Wednesday, 6 July 2011
Britain is a country with an old blind politician called David Blunkett who asks the question : is state funded care the answer for old men ?
David Blunkett is a remarkable man, a British Labour Party politician and Member of Parliament from 1987 to 2010 he has been blind since birth, came from a poor family in one of Sheffield's most deprived districts. In Tony Blair's Government he held several Offices of State including Home Secretary.
He wrote an article in 'The Daily Mail' yesterday contributing to the debate about care for old people initiated by the Government Dilnott Report. It was entitled :
It's not just about money. What the elderly need is the love and care of their own families
David, who is 12 days older than me, made a number of points, which resonated with me. He said that, when he was a child :
* growing up on a council estate in Sheffield, people were considered old at 50, or even 40.
* his Mum and Dad had false teeth by the time they were 40 and it was an era where the recommendation was : ‘Best have them all out to avoid toothache’.

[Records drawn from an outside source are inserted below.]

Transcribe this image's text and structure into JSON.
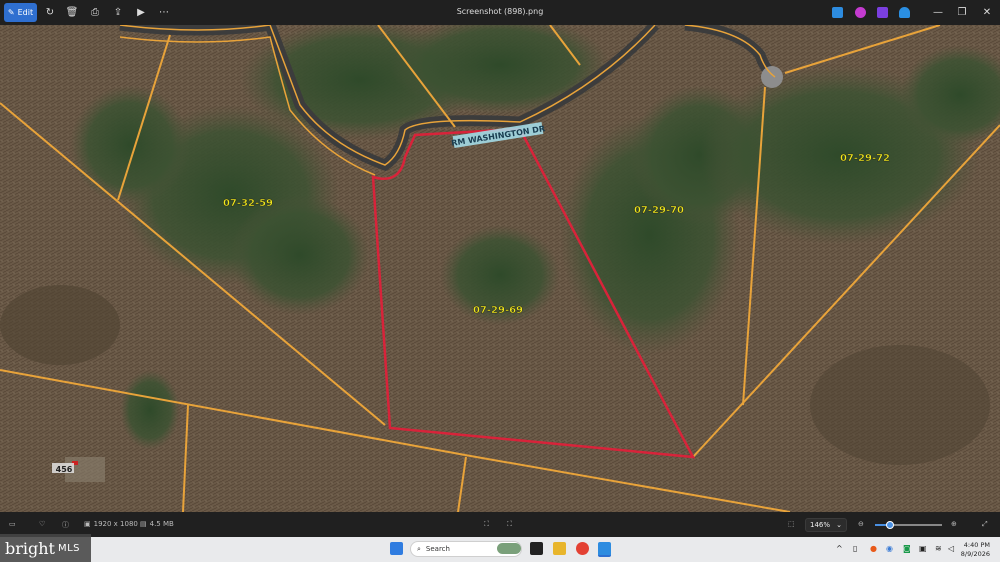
{
  "app": {
    "title": "Screenshot (898).png",
    "edit_label": "Edit"
  },
  "map": {
    "road_label": "RM WASHINGTON DR",
    "parcels": [
      {
        "id": "07-32-59"
      },
      {
        "id": "07-29-70"
      },
      {
        "id": "07-29-72"
      },
      {
        "id": "07-29-69"
      },
      {
        "id": "456"
      }
    ],
    "colors": {
      "subject_boundary": "#d8233a",
      "parcel_lines": "#e8a33a",
      "parcel_label": "#f2ea1c",
      "road_label_bg": "#a7e3f0"
    }
  },
  "status": {
    "dimensions": "1920 x 1080",
    "file_size": "4.5 MB",
    "zoom": "146%",
    "zoom_fraction": 0.22
  },
  "watermark": {
    "brand": "bright",
    "suffix": "MLS"
  },
  "taskbar": {
    "search_placeholder": "Search",
    "time": "4:40 PM",
    "date": "8/9/2026"
  }
}
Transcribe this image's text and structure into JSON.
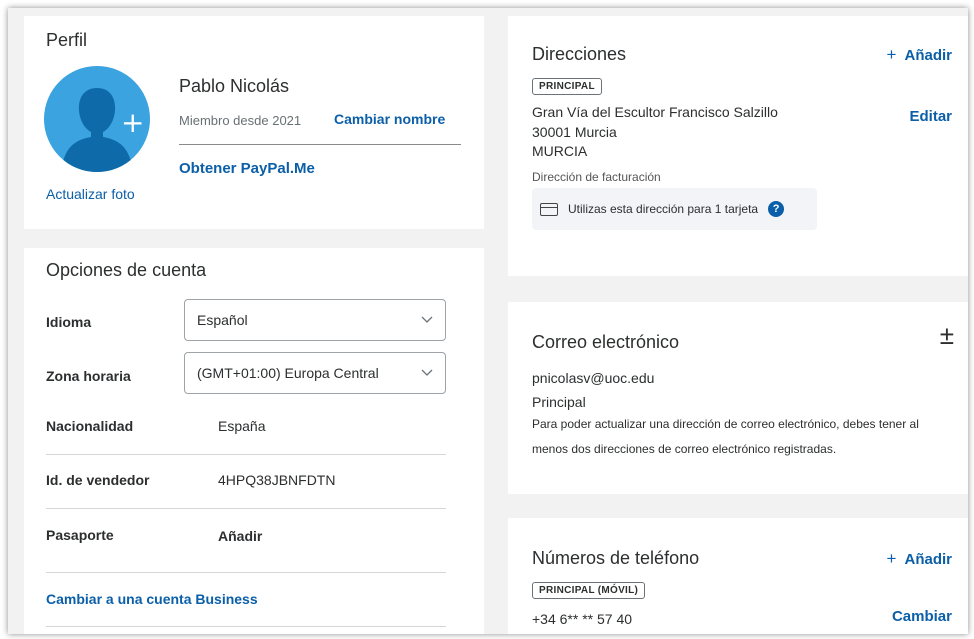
{
  "profile": {
    "title": "Perfil",
    "name": "Pablo Nicolás",
    "member_since": "Miembro desde 2021",
    "change_name": "Cambiar nombre",
    "paypal_me": "Obtener PayPal.Me",
    "update_photo": "Actualizar foto"
  },
  "account_options": {
    "title": "Opciones de cuenta",
    "language_label": "Idioma",
    "language_value": "Español",
    "timezone_label": "Zona horaria",
    "timezone_value": "(GMT+01:00) Europa Central",
    "nationality_label": "Nacionalidad",
    "nationality_value": "España",
    "seller_id_label": "Id. de vendedor",
    "seller_id_value": "4HPQ38JBNFDTN",
    "passport_label": "Pasaporte",
    "passport_action": "Añadir",
    "business_link": "Cambiar a una cuenta Business"
  },
  "addresses": {
    "title": "Direcciones",
    "add_label": "Añadir",
    "badge": "PRINCIPAL",
    "line1": "Gran Vía del Escultor Francisco Salzillo",
    "line2": "30001 Murcia",
    "line3": "MURCIA",
    "edit_label": "Editar",
    "billing_label": "Dirección de facturación",
    "card_usage": "Utilizas esta dirección para 1 tarjeta",
    "help_glyph": "?"
  },
  "email": {
    "title": "Correo electrónico",
    "toggle_glyph": "±",
    "address": "pnicolasv@uoc.edu",
    "status": "Principal",
    "note": "Para poder actualizar una dirección de correo electrónico, debes tener al menos dos direcciones de correo electrónico registradas."
  },
  "phones": {
    "title": "Números de teléfono",
    "add_label": "Añadir",
    "badge": "PRINCIPAL (MÓVIL)",
    "number": "+34 6** ** 57 40",
    "change_label": "Cambiar"
  },
  "colors": {
    "link": "#0b5fa8",
    "avatar_bg": "#3aa3e0",
    "avatar_figure": "#0e6aa8",
    "page_bg": "#f2f2f2"
  },
  "icons": [
    "plus-icon",
    "chevron-down-icon",
    "credit-card-icon",
    "help-icon",
    "plus-minus-icon",
    "avatar-icon"
  ]
}
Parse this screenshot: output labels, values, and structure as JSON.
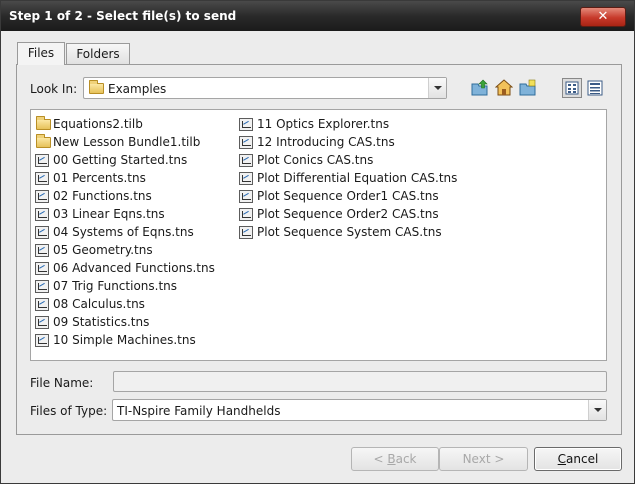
{
  "window": {
    "title": "Step 1 of 2 - Select file(s) to send",
    "close_label": "✕"
  },
  "tabs": [
    {
      "label": "Files",
      "active": true
    },
    {
      "label": "Folders",
      "active": false
    }
  ],
  "look_in": {
    "label": "Look In:",
    "value": "Examples"
  },
  "toolbar_icons": [
    "up-one-level-icon",
    "home-icon",
    "new-folder-icon",
    "list-view-icon",
    "details-view-icon"
  ],
  "files": {
    "column1": [
      {
        "name": "Equations2.tilb",
        "type": "folder"
      },
      {
        "name": "New Lesson Bundle1.tilb",
        "type": "folder"
      },
      {
        "name": "00 Getting Started.tns",
        "type": "tns"
      },
      {
        "name": "01 Percents.tns",
        "type": "tns"
      },
      {
        "name": "02 Functions.tns",
        "type": "tns"
      },
      {
        "name": "03 Linear Eqns.tns",
        "type": "tns"
      },
      {
        "name": "04 Systems of Eqns.tns",
        "type": "tns"
      },
      {
        "name": "05 Geometry.tns",
        "type": "tns"
      },
      {
        "name": "06 Advanced Functions.tns",
        "type": "tns"
      },
      {
        "name": "07 Trig Functions.tns",
        "type": "tns"
      },
      {
        "name": "08 Calculus.tns",
        "type": "tns"
      },
      {
        "name": "09 Statistics.tns",
        "type": "tns"
      },
      {
        "name": "10 Simple Machines.tns",
        "type": "tns"
      }
    ],
    "column2": [
      {
        "name": "11 Optics Explorer.tns",
        "type": "tns"
      },
      {
        "name": "12 Introducing CAS.tns",
        "type": "tns"
      },
      {
        "name": "Plot Conics CAS.tns",
        "type": "tns"
      },
      {
        "name": "Plot Differential Equation CAS.tns",
        "type": "tns"
      },
      {
        "name": "Plot Sequence Order1 CAS.tns",
        "type": "tns"
      },
      {
        "name": "Plot Sequence Order2 CAS.tns",
        "type": "tns"
      },
      {
        "name": "Plot Sequence System CAS.tns",
        "type": "tns"
      }
    ]
  },
  "file_name": {
    "label": "File Name:",
    "value": ""
  },
  "files_of_type": {
    "label": "Files of Type:",
    "value": "TI-Nspire Family Handhelds"
  },
  "buttons": {
    "back_arrow": "< ",
    "back_mnemonic": "B",
    "back_rest": "ack",
    "next_label": "Next >",
    "cancel_mnemonic": "C",
    "cancel_rest": "ancel"
  },
  "colors": {
    "titlebar": "#2a2a2a",
    "close_button": "#c7392a",
    "folder": "#e6c25a"
  }
}
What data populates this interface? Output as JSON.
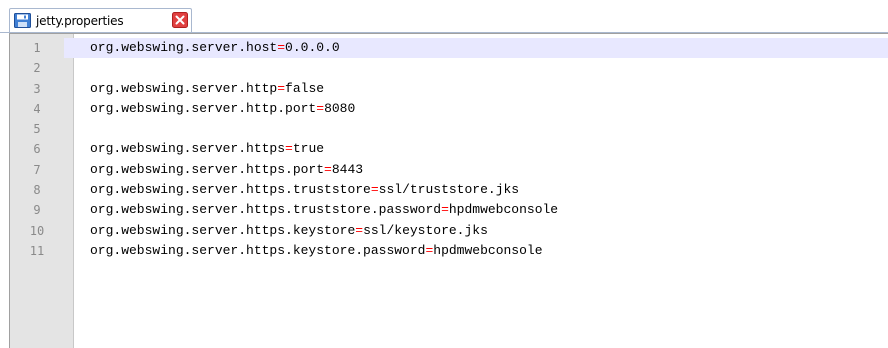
{
  "tab": {
    "label": "jetty.properties",
    "icon": "save-icon",
    "close_icon": "close-icon",
    "close_color": "#e04040"
  },
  "colors": {
    "gutter": "#e4e4e4",
    "current_line": "#e8e8ff",
    "equals": "#ff0000",
    "line_number": "#8a8a8a"
  },
  "lines": [
    {
      "num": "1",
      "key": "org.webswing.server.host",
      "eq": "=",
      "val": "0.0.0.0"
    },
    {
      "num": "2",
      "key": "",
      "eq": "",
      "val": ""
    },
    {
      "num": "3",
      "key": "org.webswing.server.http",
      "eq": "=",
      "val": "false"
    },
    {
      "num": "4",
      "key": "org.webswing.server.http.port",
      "eq": "=",
      "val": "8080"
    },
    {
      "num": "5",
      "key": "",
      "eq": "",
      "val": ""
    },
    {
      "num": "6",
      "key": "org.webswing.server.https",
      "eq": "=",
      "val": "true"
    },
    {
      "num": "7",
      "key": "org.webswing.server.https.port",
      "eq": "=",
      "val": "8443"
    },
    {
      "num": "8",
      "key": "org.webswing.server.https.truststore",
      "eq": "=",
      "val": "ssl/truststore.jks"
    },
    {
      "num": "9",
      "key": "org.webswing.server.https.truststore.password",
      "eq": "=",
      "val": "hpdmwebconsole"
    },
    {
      "num": "10",
      "key": "org.webswing.server.https.keystore",
      "eq": "=",
      "val": "ssl/keystore.jks"
    },
    {
      "num": "11",
      "key": "org.webswing.server.https.keystore.password",
      "eq": "=",
      "val": "hpdmwebconsole"
    }
  ]
}
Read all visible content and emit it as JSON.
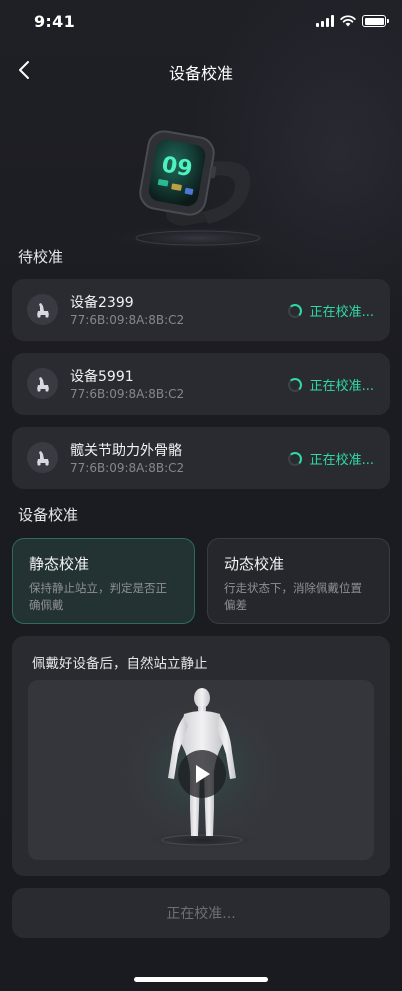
{
  "status_bar": {
    "time": "9:41"
  },
  "nav": {
    "title": "设备校准"
  },
  "watch": {
    "display_time": "09"
  },
  "pending": {
    "section_title": "待校准",
    "devices": [
      {
        "name": "设备2399",
        "mac": "77:6B:09:8A:8B:C2",
        "status": "正在校准..."
      },
      {
        "name": "设备5991",
        "mac": "77:6B:09:8A:8B:C2",
        "status": "正在校准..."
      },
      {
        "name": "髋关节助力外骨骼",
        "mac": "77:6B:09:8A:8B:C2",
        "status": "正在校准..."
      }
    ]
  },
  "calibration": {
    "section_title": "设备校准",
    "modes": [
      {
        "title": "静态校准",
        "desc": "保持静止站立，判定是否正确佩戴",
        "selected": true
      },
      {
        "title": "动态校准",
        "desc": "行走状态下，消除佩戴位置偏差",
        "selected": false
      }
    ]
  },
  "instruction": {
    "title": "佩戴好设备后，自然站立静止"
  },
  "bottom_button": {
    "label": "正在校准..."
  },
  "colors": {
    "accent": "#2fd9a8",
    "background": "#1b1c21",
    "card": "#2a2b31"
  },
  "icons": {
    "back": "chevron-left-icon",
    "device": "exoskeleton-icon",
    "status": "spinner-icon",
    "play": "play-icon"
  }
}
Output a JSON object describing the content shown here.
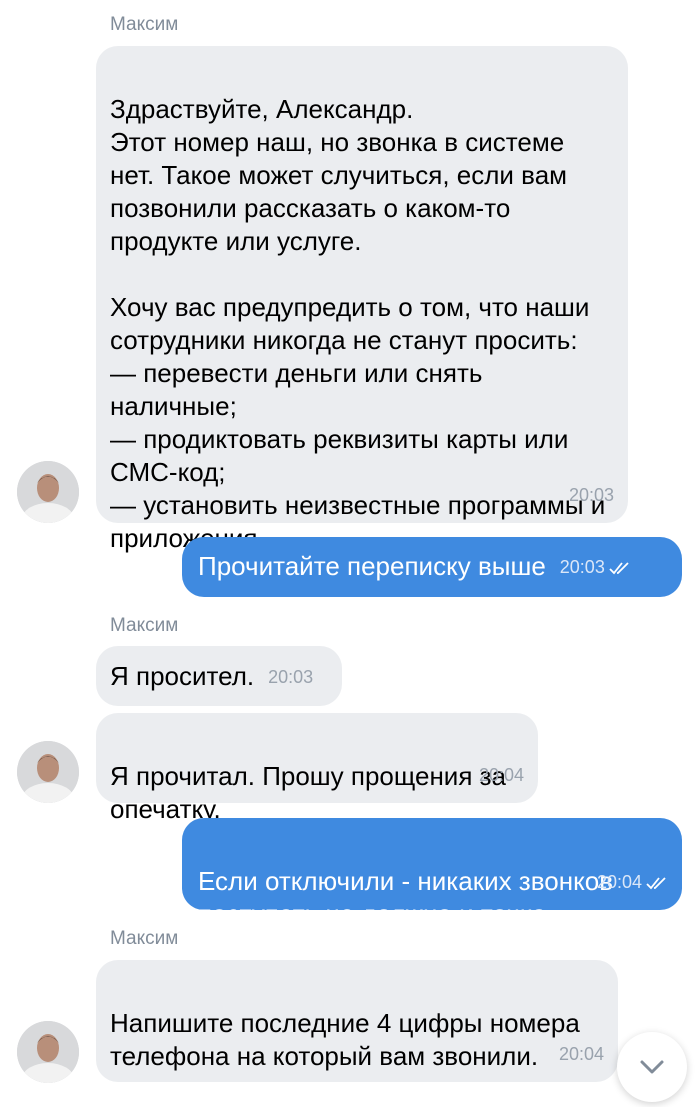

* people seemed to shuffle along the streets, partly because of the crippling jobs they did at the time and perhaps also because of the lack of proper nutrition and good health care in those days.
* people feared growing old and having to leave work because it meant they would have neither the income nor the wherewithal to keep up a decent standard of living.
* the average life span after leaving work was as little as 18 months because not only were men physically worn out from working in heavy industry, but retirement meant the loss of all they had known in life.
* peoples' jobs had been all-consuming, the hours crippling and the outlook for enjoying retirement was very bleak indeed.
He went on to make the point that 'in those days, the elderly had something that is missing for so many today: they had the care of their family' and that :
* families looked after one another, family members lived close to each other and gave support when it was needed.
* neighbours, too, chipped in if necessary and older people were not generally seen as a burden.
* this is no longer the case and today, far too many of our elderly and incapacitated are sent off to homes, where they live out their final days all but forgotten by their family.
This is one of the most crucial reasons why we need a serious debate about growing old; about working longer and how we manage to sustain our income in retirement.
Yesterday’s report from the economist Andrew Dilnot was a contribution to that debate but disappointingly, his recommendations seem heavily weighted towards the funding of residential care.
Can this really be the right approach? Shouldn’t we be endeavouring to keep people out of residential care and nursing homes for as long as possible?